    Our problem is lack of action.

    Local industry needs to step up. If I may cut close to the bone, fish companies need to do more than buy equipment in Europe and scoop the resource out of our oceanic back yard until it is all gone to the greater glory of shareholder value. This same applies to the Navy the Coast Guard, Irving Shipbuilding, Marine Atlantic, the offshore industry, Oceanex and all those other primary actors in the ocean economy. If we want regional sustainability there needs to be enduring economic activity. Primary industries support secondary industries that support tertiary industries. Lower tier technology industries can be here or somewhere else. Norway figured this out long ago. Having technology producers here means that the primary actors have to be proactive in figuring out what might be innovative in their own operations and then maybe root around to see if a local collection of boffins and entrepreneurs might be able to help. This is generally not be the cheapest way forward but it is a form of corporate social responsibility – a concept recently articulated in the heart of cutthroat corporate America. Surely if they can think such things, we might consider it. We have a lot of bad history to overcome.

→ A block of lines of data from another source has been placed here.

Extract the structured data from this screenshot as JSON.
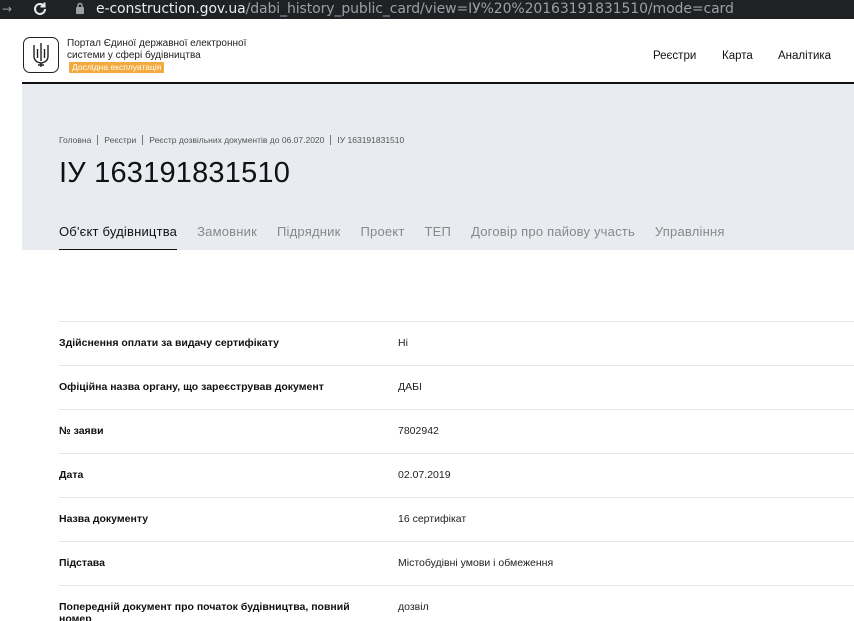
{
  "browser": {
    "url_domain": "e-construction.gov.ua",
    "url_path": "/dabi_history_public_card/view=ІУ%20%20163191831510/mode=card"
  },
  "header": {
    "portal_title": "Портал Єдиної державної електронної системи у сфері будівництва",
    "badge": "Дослідна експлуатація",
    "nav": [
      "Реєстри",
      "Карта",
      "Аналітика"
    ]
  },
  "breadcrumb": [
    "Головна",
    "Реєстри",
    "Реєстр дозвільних документів до 06.07.2020",
    "ІУ 163191831510"
  ],
  "page_title": "ІУ 163191831510",
  "tabs": [
    "Об'єкт будівництва",
    "Замовник",
    "Підрядник",
    "Проект",
    "ТЕП",
    "Договір про пайову участь",
    "Управління"
  ],
  "rows": [
    {
      "label": "Здійснення оплати за видачу сертифікату",
      "value": "Ні"
    },
    {
      "label": "Офіційна назва органу, що зареєстрував документ",
      "value": "ДАБІ"
    },
    {
      "label": "№ заяви",
      "value": "7802942"
    },
    {
      "label": "Дата",
      "value": "02.07.2019"
    },
    {
      "label": "Назва документу",
      "value": "16 сертифікат"
    },
    {
      "label": "Підстава",
      "value": "Містобудівні умови і обмеження"
    },
    {
      "label": "Попередній документ про початок будівництва, повний номер",
      "value": "дозвіл"
    }
  ]
}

    Clearwater has done some innovative R&D on home turf so I think Mr. Risley knows the way forward. For the sake of all the young ocean engineering graduates I helped churn out over the past decade, don’t squander the Ocean Supercluster money on more talk. Do stuff, build things, innovate – in Atlantic Canada.

Leave a comment

Your email address will not be published.